Russia is one of the most important allies for Syrian President Assad. The Russians support Syria militarily and economically, but cultural influence is becoming increasingly visible. More and more Syrian students choose to study Russian Language and Literature.
“Our countries have good relations, so knowledge of the Russian language is crucial for discussing economic and political issues with each other,” says one of the students.
Correspondent Daisy Mohr attended Russian lesson at the University of Damascus:
According to Mohr, it‘s a logical step for Syrians to study Russian. “Formerly English and French were popular, but those who speak fluent in Russian have chances of a good job. There are many Russian companies in Syria, and you can work as a translator for the Russian army, for example. In addition, students have a chance to get a scholarship to study in Moscow, a dream for many.”
Syrians are thankful
But Mohr says it goes beyond that. “It is also a way of Syrians in government to thank Russia for all the support that President Assad has given during the war. They have the idea that they need to delve into the Russian language and culture now, because they see Russia as a good friend.”
President Putin has been supporting Assad since the start of the Syrian conflict in 2011, when citizens demanded Assad’s resignation. The government knocked down protests with a hard hand and the revolution transitived into a civil war. Russia has always supported Syria financially and provided arms to the army. Russia, as a permanent member of the UN Security Council, also regularly stops resolutions discussing sanctions against the Government of Assad.
Russian air strikes
Russia has also been a military presence in the country since 2015. The Russian Army performs air strikes in opposition zone and trains Syrian soldiers. “This has caused Assad to regain control of large parts of Syria and is firmly in the saddle,” says Mohr.
But that Russian support does not come without price. Russian interference in the Syrian conflict has been criticised internationally over the years. For example, Russia is held responsible for deliberately bombing infrastructure — such as schools and hospitals — causing many civilian casualties.

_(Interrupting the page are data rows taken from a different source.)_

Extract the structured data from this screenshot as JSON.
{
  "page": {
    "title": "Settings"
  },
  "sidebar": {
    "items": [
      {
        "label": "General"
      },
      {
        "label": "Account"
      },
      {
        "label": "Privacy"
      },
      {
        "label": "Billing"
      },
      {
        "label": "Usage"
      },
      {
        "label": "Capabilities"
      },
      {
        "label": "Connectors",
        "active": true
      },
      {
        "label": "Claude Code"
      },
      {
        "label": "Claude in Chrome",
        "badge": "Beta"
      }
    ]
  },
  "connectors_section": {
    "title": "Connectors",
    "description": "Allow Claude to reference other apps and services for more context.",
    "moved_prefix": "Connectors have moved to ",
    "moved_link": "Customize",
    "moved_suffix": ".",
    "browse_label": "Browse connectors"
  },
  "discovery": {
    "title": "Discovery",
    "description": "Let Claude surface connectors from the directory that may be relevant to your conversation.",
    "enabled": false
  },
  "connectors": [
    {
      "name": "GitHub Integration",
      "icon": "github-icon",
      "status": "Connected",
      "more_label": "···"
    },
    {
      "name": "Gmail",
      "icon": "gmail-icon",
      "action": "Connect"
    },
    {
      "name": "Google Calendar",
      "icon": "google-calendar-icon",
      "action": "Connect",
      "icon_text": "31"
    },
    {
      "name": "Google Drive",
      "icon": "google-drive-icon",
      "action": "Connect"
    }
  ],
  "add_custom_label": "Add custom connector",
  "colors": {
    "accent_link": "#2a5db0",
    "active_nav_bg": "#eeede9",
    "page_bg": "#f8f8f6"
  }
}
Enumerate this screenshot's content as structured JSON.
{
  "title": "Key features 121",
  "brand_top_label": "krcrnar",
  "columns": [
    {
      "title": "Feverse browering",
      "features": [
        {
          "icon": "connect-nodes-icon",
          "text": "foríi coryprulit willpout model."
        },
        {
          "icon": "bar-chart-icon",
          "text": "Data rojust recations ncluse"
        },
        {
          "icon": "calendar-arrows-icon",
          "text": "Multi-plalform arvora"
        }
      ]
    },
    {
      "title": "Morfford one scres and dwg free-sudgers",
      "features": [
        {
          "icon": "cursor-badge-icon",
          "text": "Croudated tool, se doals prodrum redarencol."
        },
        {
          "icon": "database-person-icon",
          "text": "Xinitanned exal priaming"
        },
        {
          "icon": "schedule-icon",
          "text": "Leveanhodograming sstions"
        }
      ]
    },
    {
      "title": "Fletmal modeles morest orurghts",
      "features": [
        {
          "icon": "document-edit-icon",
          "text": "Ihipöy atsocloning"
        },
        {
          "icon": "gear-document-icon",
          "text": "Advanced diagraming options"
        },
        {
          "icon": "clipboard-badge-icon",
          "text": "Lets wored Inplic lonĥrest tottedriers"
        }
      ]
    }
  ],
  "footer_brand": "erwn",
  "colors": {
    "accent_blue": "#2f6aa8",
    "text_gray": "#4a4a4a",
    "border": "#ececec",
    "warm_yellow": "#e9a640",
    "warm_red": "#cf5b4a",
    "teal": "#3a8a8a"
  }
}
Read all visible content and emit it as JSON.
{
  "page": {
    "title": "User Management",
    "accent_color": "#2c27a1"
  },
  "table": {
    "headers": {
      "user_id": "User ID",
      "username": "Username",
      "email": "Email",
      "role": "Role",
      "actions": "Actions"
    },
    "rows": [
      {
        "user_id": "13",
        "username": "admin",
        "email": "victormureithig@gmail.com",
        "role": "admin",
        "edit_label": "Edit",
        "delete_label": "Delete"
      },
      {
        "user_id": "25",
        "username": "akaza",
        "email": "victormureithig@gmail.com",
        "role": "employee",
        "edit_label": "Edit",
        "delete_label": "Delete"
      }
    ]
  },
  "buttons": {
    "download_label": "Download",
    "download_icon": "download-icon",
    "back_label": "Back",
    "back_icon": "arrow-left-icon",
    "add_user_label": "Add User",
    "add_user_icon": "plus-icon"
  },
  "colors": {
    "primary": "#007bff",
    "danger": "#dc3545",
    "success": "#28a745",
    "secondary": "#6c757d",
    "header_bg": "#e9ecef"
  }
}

“Also this week there are reports of Russian opposition bombing in northern Syria,” says Mohr. “In doing so, citizens, including children, died.”
The alliance is important not only to Assad, but also to President Putin. “With the military assistance to his Syrian colleague Assad, Putin has undergone solid ground in the Middle East,” says Russia correspondent Iris de Graaf. “No one can get around Russia‘s status as a superpower. And that was one of Putin’s main goals, making Russia take part in all kinds of important international decisions and is seen as superpower.”
In addition, Russian interference in Syria is important for Putin to prevent Russian citizens who went there to fight for the Islamic State terrorist movement from returning to Russia. “For Russia, intervention in the Middle East is equivalent to defending its own security in the fight against terrorism. That‘s how Putin justifies his participation in the Syrian Civil War.”
Although Russian interests in Syria are large, the relationship with Assad itself is not so important to Putin. “Whoever is in power doesn’t care much to him. Putin is that Syria remains an ally and Russia can maintain military bases in the country.”
A Lasting Alliance
According to analyst Mohanad Hage Ali of the think tank Carnegie Middle East Center, the countries will remain important allies in the coming years. Hage Ali stresses that Russia will be more and more in favour of saying. “The relationship is unbalanced. Russia clearly prevails and determines what the relationship looks like. This makes Assad more and more dependent on Putin.”
The students at the University of Damascus are aware of the persistent Russian presence in Syria and so they learn hard. “It‘s important that as many Syrians as possible learn Russian because that’s the future,” says student Yara el Ali. “We are in a new era.”